“In addition to the sales tax, it is important that a fee to enter county parks be removed.” Stated Gitter, “A lot of feedback has come from around the county on this topic and ultimately a barrier for entry to parks is not what the public wants.”

Adam Gitter lives with his wife Lindsay, son Duncan and six month old puppy, Bender, in the City of West Bend. He is actively dedicated to serving the local community through involvement in many boards and commissions. Board membership on the county level includes Economic Development Washington County and Washington County Convention and Visitors Bureau.

Next Week is Winter Awareness Week in Wisconsin

Goodness… why does out government treat us like children?

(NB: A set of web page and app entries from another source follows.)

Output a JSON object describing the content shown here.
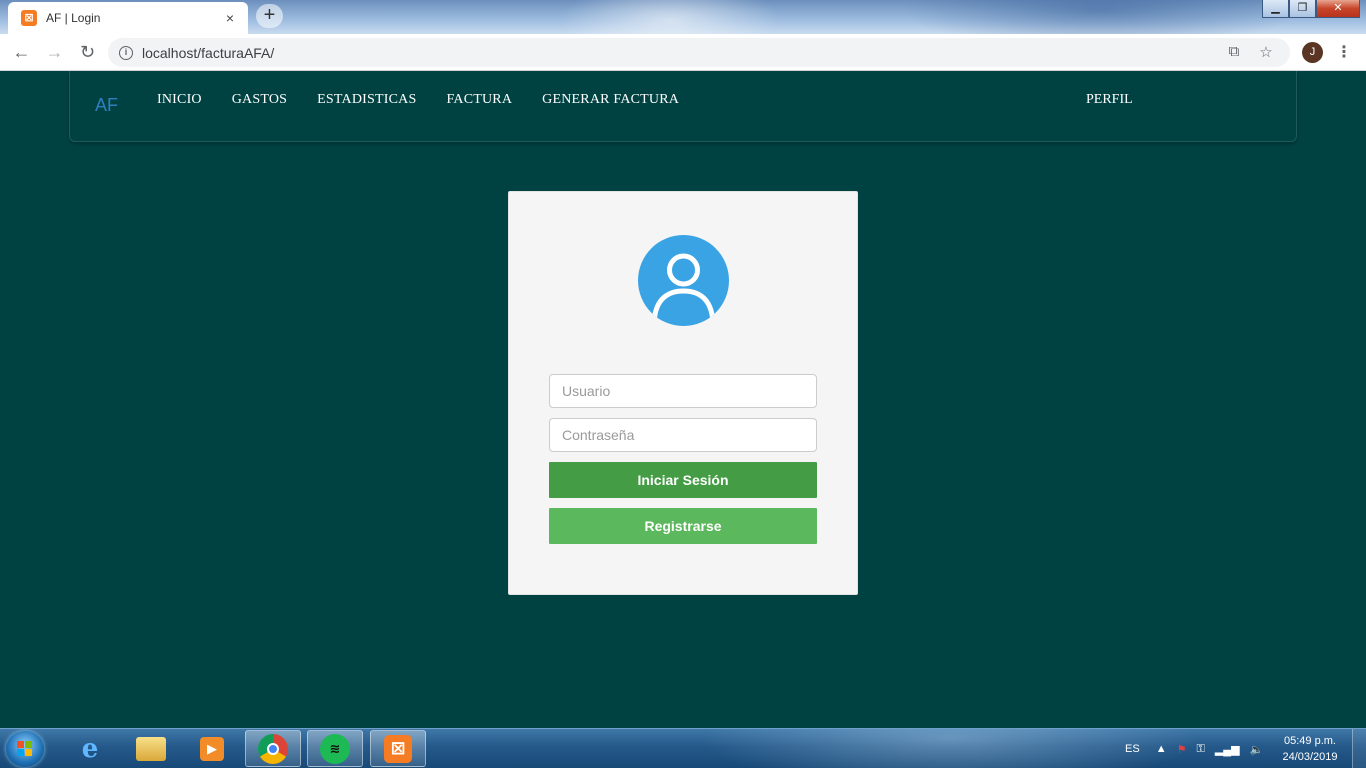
{
  "browser": {
    "tab_title": "AF | Login",
    "tab_favicon": "xampp-icon",
    "tab_close": "×",
    "new_tab": "+",
    "url": "localhost/facturaAFA/",
    "avatar_initial": "J"
  },
  "navbar": {
    "brand": "AF",
    "links": [
      "INICIO",
      "GASTOS",
      "ESTADISTICAS",
      "FACTURA",
      "GENERAR FACTURA"
    ],
    "right_link": "PERFIL"
  },
  "login": {
    "user_placeholder": "Usuario",
    "password_placeholder": "Contraseña",
    "login_button": "Iniciar Sesión",
    "register_button": "Registrarse"
  },
  "taskbar": {
    "language": "ES",
    "time": "05:49 p.m.",
    "date": "24/03/2019"
  },
  "colors": {
    "page_background": "#004242",
    "brand": "#2e7fc0",
    "avatar_circle": "#3aa3e3",
    "login_button": "#449d44",
    "register_button": "#5cb85c"
  }
}
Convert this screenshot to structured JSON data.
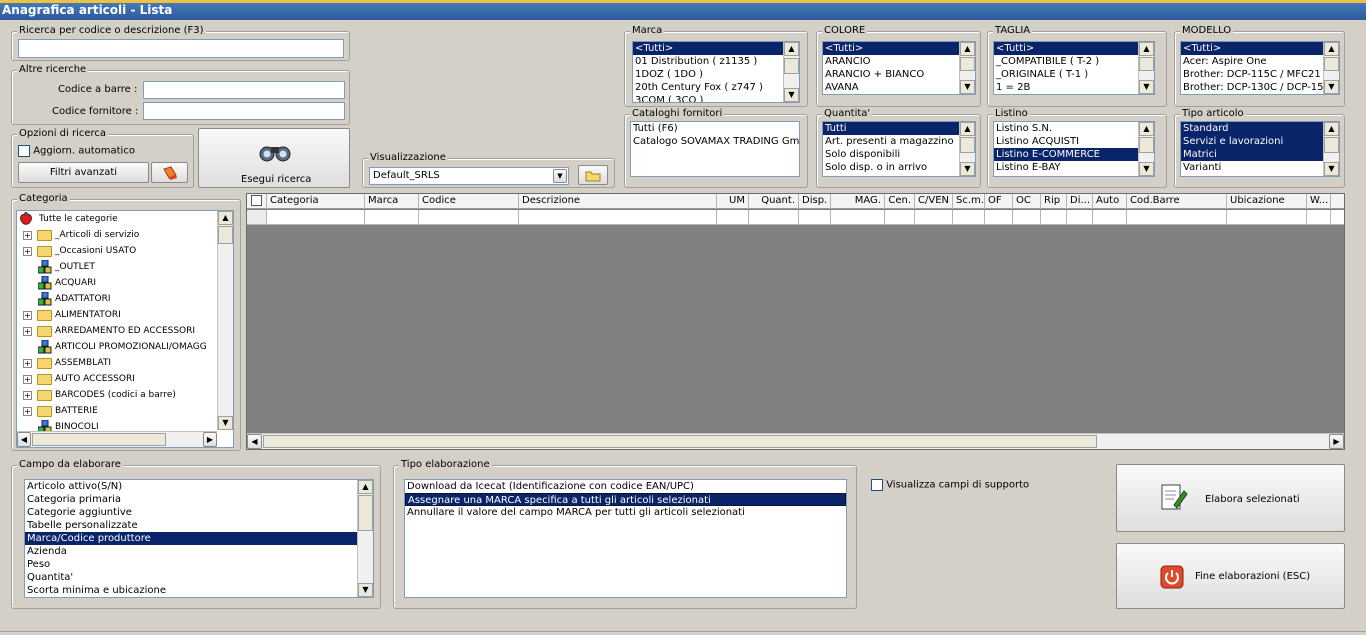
{
  "window": {
    "title": "Anagrafica articoli  - Lista"
  },
  "search": {
    "group_label": "Ricerca per codice o descrizione (F3)",
    "value": ""
  },
  "other_search": {
    "group_label": "Altre ricerche",
    "barcode_label": "Codice a barre :",
    "supplier_code_label": "Codice fornitore :"
  },
  "search_options": {
    "group_label": "Opzioni di ricerca",
    "auto_update_label": "Aggiorn. automatico",
    "advanced_filters_label": "Filtri avanzati"
  },
  "run_search": {
    "label": "Esegui ricerca"
  },
  "view": {
    "group_label": "Visualizzazione",
    "value": "Default_SRLS"
  },
  "brand": {
    "label": "Marca",
    "items": [
      "<Tutti>",
      "01 Distribution ( z1135 )",
      "1DOZ ( 1DO )",
      "20th Century Fox ( z747 )",
      "3COM ( 3CO )"
    ]
  },
  "color": {
    "label": "COLORE",
    "items": [
      "<Tutti>",
      "ARANCIO",
      "ARANCIO + BIANCO",
      "AVANA"
    ]
  },
  "size": {
    "label": "TAGLIA",
    "items": [
      "<Tutti>",
      "_COMPATIBILE ( T-2 )",
      "_ORIGINALE ( T-1 )",
      "1 = 2B"
    ]
  },
  "model": {
    "label": "MODELLO",
    "items": [
      "<Tutti>",
      "Acer: Aspire One",
      "Brother: DCP-115C / MFC21",
      "Brother: DCP-130C / DCP-15"
    ]
  },
  "catalogs": {
    "label": "Cataloghi fornitori",
    "items": [
      "Tutti (F6)",
      "Catalogo SOVAMAX TRADING Gmb"
    ]
  },
  "quantity": {
    "label": "Quantita'",
    "items": [
      "Tutti",
      "Art. presenti a magazzino",
      "Solo disponibili",
      "Solo disp. o in arrivo"
    ]
  },
  "price_list": {
    "label": "Listino",
    "items": [
      "Listino S.N.",
      "Listino ACQUISTI",
      "Listino E-COMMERCE",
      "Listino E-BAY"
    ]
  },
  "item_type": {
    "label": "Tipo articolo",
    "items": [
      "Standard",
      "Servizi e lavorazioni",
      "Matrici",
      "Varianti"
    ]
  },
  "category": {
    "label": "Categoria",
    "items": [
      {
        "label": "Tutte le categorie",
        "icon": "strawberry-icon",
        "expand": false
      },
      {
        "label": "_Articoli di servizio",
        "icon": "folder-icon",
        "expand": true
      },
      {
        "label": "_Occasioni USATO",
        "icon": "folder-icon",
        "expand": true
      },
      {
        "label": "_OUTLET",
        "icon": "cubes-icon",
        "expand": false
      },
      {
        "label": "ACQUARI",
        "icon": "cubes-icon",
        "expand": false
      },
      {
        "label": "ADATTATORI",
        "icon": "cubes-icon",
        "expand": false
      },
      {
        "label": "ALIMENTATORI",
        "icon": "folder-icon",
        "expand": true
      },
      {
        "label": "ARREDAMENTO ED ACCESSORI",
        "icon": "folder-icon",
        "expand": true
      },
      {
        "label": "ARTICOLI PROMOZIONALI/OMAGG",
        "icon": "cubes-icon",
        "expand": false
      },
      {
        "label": "ASSEMBLATI",
        "icon": "folder-icon",
        "expand": true
      },
      {
        "label": "AUTO ACCESSORI",
        "icon": "folder-icon",
        "expand": true
      },
      {
        "label": "BARCODES (codici a barre)",
        "icon": "folder-icon",
        "expand": true
      },
      {
        "label": "BATTERIE",
        "icon": "folder-icon",
        "expand": true
      },
      {
        "label": "BINOCOLI",
        "icon": "cubes-icon",
        "expand": false
      }
    ]
  },
  "grid": {
    "columns": [
      "Categoria",
      "Marca",
      "Codice",
      "Descrizione",
      "UM",
      "Quant.",
      "Disp.",
      "MAG.",
      "Cen.",
      "C/VEN",
      "Sc.m.",
      "OF",
      "OC",
      "Rip",
      "Di...",
      "Auto",
      "Cod.Barre",
      "Ubicazione",
      "W..."
    ]
  },
  "field_to_process": {
    "label": "Campo da elaborare",
    "items": [
      "Articolo attivo(S/N)",
      "Categoria primaria",
      "Categorie aggiuntive",
      "Tabelle personalizzate",
      "Marca/Codice produttore",
      "Azienda",
      "Peso",
      "Quantita'",
      "Scorta minima e ubicazione"
    ],
    "selected": 4
  },
  "processing_type": {
    "label": "Tipo elaborazione",
    "items": [
      "Download da Icecat (Identificazione con codice EAN/UPC)",
      "Assegnare una MARCA specifica a tutti gli articoli selezionati",
      "Annullare il valore del campo MARCA per tutti gli articoli selezionati"
    ],
    "selected": 1
  },
  "support_fields": {
    "label": "Visualizza campi di supporto"
  },
  "actions": {
    "process_selected": "Elabora selezionati",
    "end_processing": "Fine elaborazioni (ESC)"
  },
  "colors": {
    "selection": "#0a246a",
    "titlebar": "#3566ac",
    "grid_bg": "#808080"
  }
}
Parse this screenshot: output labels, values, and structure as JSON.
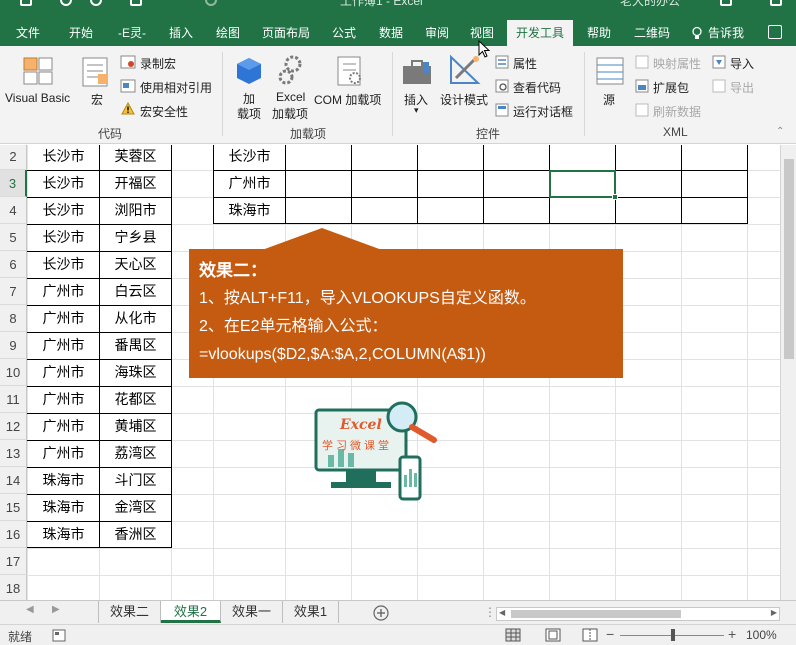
{
  "titlebar": {
    "title": "工作薄1 - Excel",
    "right_text": "",
    "user": "老大的办公"
  },
  "tabs": [
    {
      "label": "文件"
    },
    {
      "label": "开始"
    },
    {
      "label": "-E灵-"
    },
    {
      "label": "插入"
    },
    {
      "label": "绘图"
    },
    {
      "label": "页面布局"
    },
    {
      "label": "公式"
    },
    {
      "label": "数据"
    },
    {
      "label": "审阅"
    },
    {
      "label": "视图"
    },
    {
      "label": "开发工具"
    },
    {
      "label": "帮助"
    },
    {
      "label": "二维码"
    }
  ],
  "tell_me": "告诉我",
  "ribbon": {
    "code": {
      "label": "代码",
      "visual_basic": "Visual Basic",
      "macro": "宏",
      "record_macro": "录制宏",
      "relative_ref": "使用相对引用",
      "macro_security": "宏安全性"
    },
    "addins": {
      "label": "加载项",
      "addin_l1": "加",
      "addin_l2": "载项",
      "excel_addin_l1": "Excel",
      "excel_addin_l2": "加载项",
      "com_addin": "COM 加载项"
    },
    "controls": {
      "label": "控件",
      "insert": "插入",
      "design_mode": "设计模式",
      "properties": "属性",
      "view_code": "查看代码",
      "run_dialog": "运行对话框"
    },
    "xml": {
      "label": "XML",
      "source": "源",
      "map_properties": "映射属性",
      "expansion_packs": "扩展包",
      "refresh_data": "刷新数据",
      "import": "导入",
      "export": "导出"
    }
  },
  "sheet": {
    "row_numbers": [
      "2",
      "3",
      "4",
      "5",
      "6",
      "7",
      "8",
      "9",
      "10",
      "11",
      "12",
      "13",
      "14",
      "15",
      "16",
      "17",
      "18"
    ],
    "col_a": [
      "长沙市",
      "长沙市",
      "长沙市",
      "长沙市",
      "长沙市",
      "广州市",
      "广州市",
      "广州市",
      "广州市",
      "广州市",
      "广州市",
      "广州市",
      "珠海市",
      "珠海市",
      "珠海市"
    ],
    "col_b": [
      "芙蓉区",
      "开福区",
      "浏阳市",
      "宁乡县",
      "天心区",
      "白云区",
      "从化市",
      "番禺区",
      "海珠区",
      "花都区",
      "黄埔区",
      "荔湾区",
      "斗门区",
      "金湾区",
      "香洲区"
    ],
    "col_d": [
      "长沙市",
      "广州市",
      "珠海市"
    ]
  },
  "callout": {
    "title": "效果二：",
    "line1": "1、按ALT+F11，导入VLOOKUPS自定义函数。",
    "line2": "2、在E2单元格输入公式：",
    "line3": "=vlookups($D2,$A:$A,2,COLUMN(A$1))"
  },
  "logo": {
    "text1": "Excel",
    "text2": "学习微课堂"
  },
  "sheet_tabs": [
    {
      "label": "效果二"
    },
    {
      "label": "效果2"
    },
    {
      "label": "效果一"
    },
    {
      "label": "效果1"
    }
  ],
  "status": {
    "ready": "就绪",
    "zoom": "100%"
  },
  "colors": {
    "excel_green": "#217346",
    "callout_orange": "#c55a11"
  }
}
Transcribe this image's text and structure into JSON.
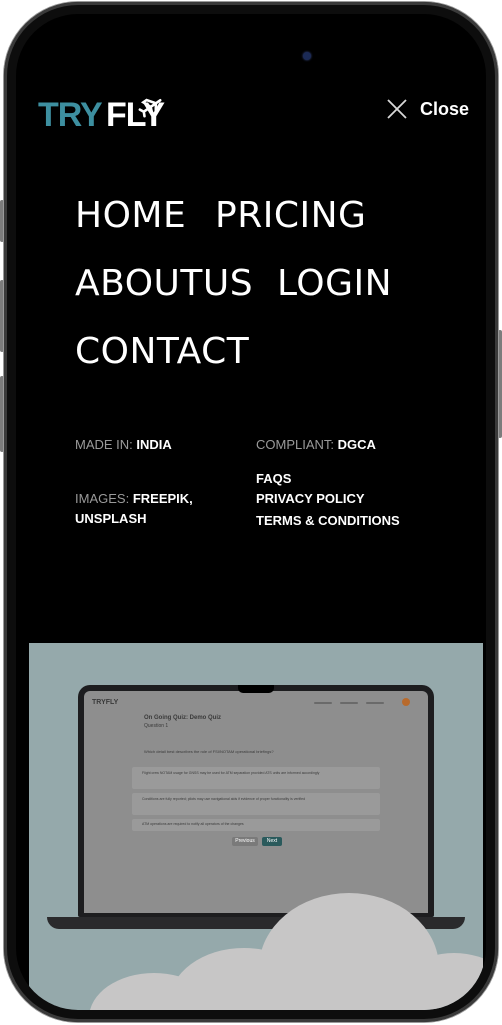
{
  "brand": {
    "logo_text_try": "TRY",
    "logo_text_fly": "FLY"
  },
  "header": {
    "close_label": "Close"
  },
  "nav": {
    "home": "HOME",
    "pricing": "PRICING",
    "about": "ABOUTUS",
    "login": "LOGIN",
    "contact": "CONTACT"
  },
  "info": {
    "made_in_label": "MADE IN:",
    "made_in_value": "INDIA",
    "compliant_label": "COMPLIANT:",
    "compliant_value": "DGCA",
    "images_label": "IMAGES:",
    "images_value_1": "FREEPIK,",
    "images_value_2": "UNSPLASH",
    "links": [
      "FAQS",
      "PRIVACY POLICY",
      "TERMS & CONDITIONS"
    ]
  },
  "preview": {
    "logo": "TRYFLY",
    "title": "On Going Quiz: Demo Quiz",
    "subtitle": "Question 1",
    "question": "Which detail best describes the role of FSI/NOTAM operational briefings?",
    "options": [
      "Flight crew NOTAM usage for GNSS may be used for ATM separation provided ATS units are informed accordingly",
      "Conditions are fully reported; pilots may use navigational aids if evidence of proper functionality is verified",
      "ATM operations are required to notify all operators of the changes"
    ],
    "prev_label": "Previous",
    "next_label": "Next"
  },
  "colors": {
    "background": "#000000",
    "logo_teal": "#3d8fa0",
    "logo_white": "#ffffff",
    "text_muted": "#9a9a9a",
    "preview_bg": "#95a9ab",
    "cloud": "#c7c6c6"
  },
  "icons": {
    "close": "close-icon",
    "airplane": "airplane-icon"
  }
}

MADISON, Wis. — The winter of 2018-19 was one for the record books in Wisconsin, with the state experiencing heavy snowfalls and dangerously cold temperatures brought on by the polar vortex. To help prepare everyone for what to expect in the months ahead, Gov. Tony Evers has declared Nov. 4-8, 2019 Winter Awareness Week in Wisconsin.

“The extreme cold felt across Wisconsin earlier this year is a reminder of just how dangerous winter can be,” said Maj. Gen. Don Dunbar, Wisconsin’s adjutant general and homeland security advisor. “Take time during Winter Awareness Week to make sure your emergency kits are fully supplied, have your furnace serviced and get your vehicle checked out to make sure its ready for winter road conditions.”

“The time to get ready for winter weather is before temperatures drop and snow is on the ground,” said Dr. Darrell Williams, Wisconsin Emergency Management administrator. “Getting prepared now could help save your life or the life of a neighbor during a winter storm.”

Winter is something that happens every year and has happened every year in the history of humankind. We don’t need a bunch of bureaucrats in state government to remind us that we have winter.

Madison To Implement $40 Wheel Tax

Madison gonna Madison.

MADISON, Wis. (WMTV)– The Madison Common Council passed a new $40 wheel tax for city residents Tuesday night, the highest of its kind in Wisconsin.

Alders voted 11-8 in favor of the tax, according to council members NBC15 reached out to.

Madison Mayor Satya Rhodes-Conway proposed the vehicle registration tax in her 2020 budget proposal, in an attempt to fill a budget whole and fund works such as transit upgrades.

The mayor estimates the tax hike will generate almost $8 million for the city.